Work request
Find how many lines in the data below mention "Праздники". Give the number only.

Records excerpted from a collection:
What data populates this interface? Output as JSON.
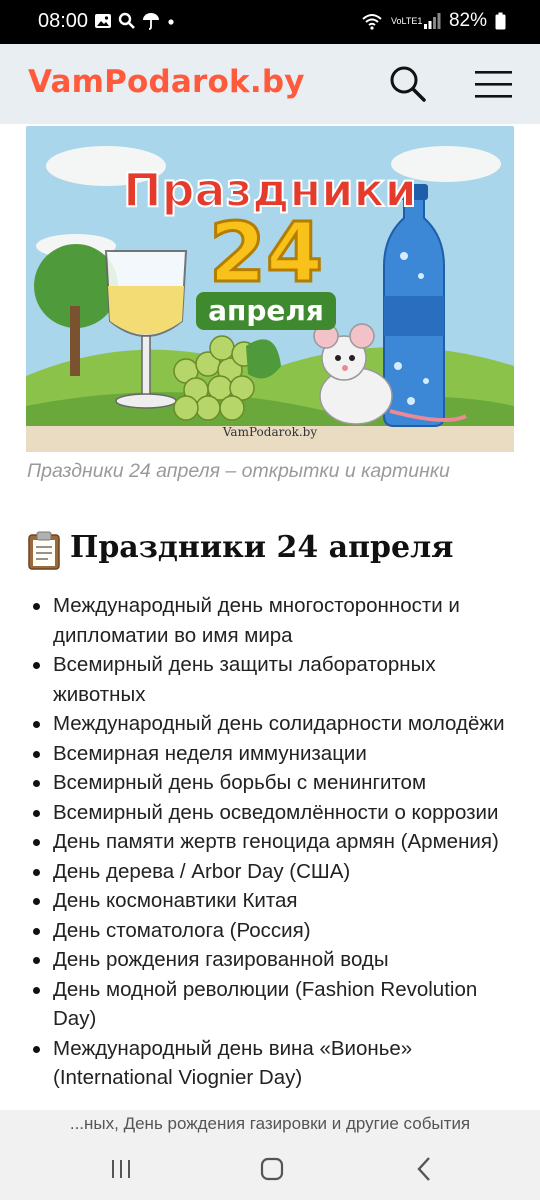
{
  "status_bar": {
    "time": "08:00",
    "network": "VoLTE1",
    "battery": "82%"
  },
  "header": {
    "logo": "VamPodarok.by"
  },
  "hero_image": {
    "title_line1": "Праздники",
    "title_number": "24",
    "title_line2": "апреля",
    "watermark": "VamPodarok.by",
    "caption": "Праздники 24 апреля – открытки и картинки"
  },
  "section": {
    "title": "Праздники 24 апреля",
    "icon": "clipboard-icon"
  },
  "holidays": [
    "Международный день многосторонности и дипломатии во имя мира",
    "Всемирный день защиты лабораторных животных",
    "Международный день солидарности молодёжи",
    "Всемирная неделя иммунизации",
    "Всемирный день борьбы с менингитом",
    "Всемирный день осведомлённости о коррозии",
    "День памяти жертв геноцида армян (Армения)",
    "День дерева / Arbor Day (США)",
    "День космонавтики Китая",
    "День стоматолога (Россия)",
    "День рождения газированной воды",
    "День модной революции (Fashion Revolution Day)",
    "Международный день вина «Вионье» (International Viognier Day)"
  ],
  "bottom_bar": {
    "text": "...ных, День рождения газировки и другие события"
  },
  "colors": {
    "logo": "#ff5a3c",
    "header_bg": "#e9eef2"
  }
}
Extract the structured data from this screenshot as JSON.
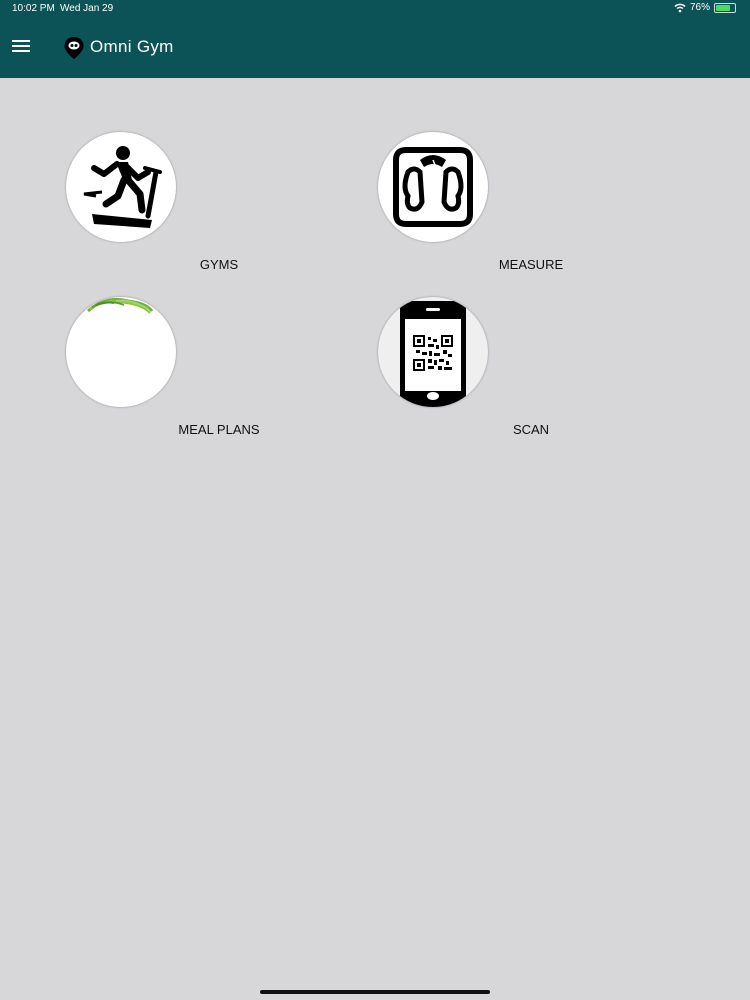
{
  "status_bar": {
    "time": "10:02 PM",
    "date": "Wed Jan 29",
    "battery_percent": "76%",
    "battery_level": 0.76,
    "icons": [
      "wifi-icon",
      "battery-icon"
    ]
  },
  "app_bar": {
    "title": "Omni Gym",
    "menu_icon": "hamburger-menu-icon",
    "logo_icon": "location-pin-logo-icon",
    "background_color": "#0c5357"
  },
  "tiles": [
    {
      "label": "GYMS",
      "icon": "treadmill-runner-icon"
    },
    {
      "label": "MEASURE",
      "icon": "bathroom-scale-icon"
    },
    {
      "label": "MEAL PLANS",
      "icon": "salad-plate-icon"
    },
    {
      "label": "SCAN",
      "icon": "phone-qr-code-icon"
    }
  ],
  "colors": {
    "background": "#d7d6d8",
    "accent_green": "#6db33f"
  }
}
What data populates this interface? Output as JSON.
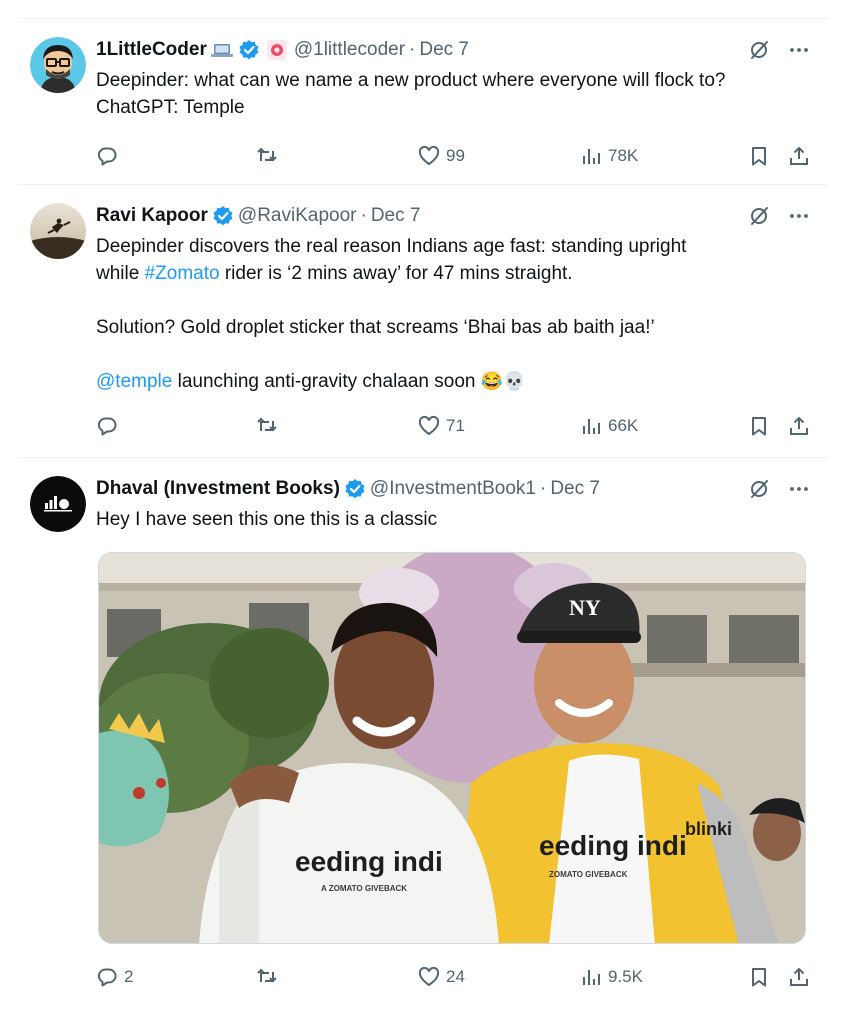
{
  "tweets": [
    {
      "name": "1LittleCoder",
      "handle": "@1littlecoder",
      "date": "Dec 7",
      "text_lines": [
        "Deepinder: what can we name a new product where everyone will flock to?",
        "ChatGPT: Temple"
      ],
      "replies": "",
      "likes": "99",
      "views": "78K"
    },
    {
      "name": "Ravi Kapoor",
      "handle": "@RaviKapoor",
      "date": "Dec 7",
      "line1": "Deepinder discovers the real reason Indians age fast: standing upright",
      "line2_pre": "while ",
      "line2_link": "#Zomato",
      "line2_post": " rider is ‘2 mins away’ for 47 mins straight.",
      "line3": "Solution? Gold droplet sticker that screams ‘Bhai bas ab baith jaa!’",
      "line4_link": "@temple",
      "line4_post": " launching anti-gravity chalaan soon ",
      "emojis": "😂💀",
      "replies": "",
      "likes": "71",
      "views": "66K"
    },
    {
      "name": "Dhaval (Investment Books)",
      "handle": "@InvestmentBook1",
      "date": "Dec 7",
      "text": "Hey I have seen this one this is a classic",
      "replies": "2",
      "likes": "24",
      "views": "9.5K",
      "photo": {
        "left_shirt": "eeding indi",
        "left_shirt_sub": "A ZOMATO GIVEBACK",
        "right_shirt": "eeding indi",
        "right_shirt_sub": "ZOMATO GIVEBACK",
        "cap_logo": "NY",
        "jacket_text": "blinki"
      }
    }
  ],
  "colors": {
    "link": "#1d9bf0",
    "muted": "#536471",
    "verified": "#1d9bf0",
    "divider": "#eff3f4"
  },
  "icons": [
    "verified-icon",
    "laptop-icon",
    "pink-badge-icon",
    "grok-icon",
    "more-icon",
    "reply-icon",
    "retweet-icon",
    "like-icon",
    "views-icon",
    "bookmark-icon",
    "share-icon"
  ]
}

Solution for this exercise
3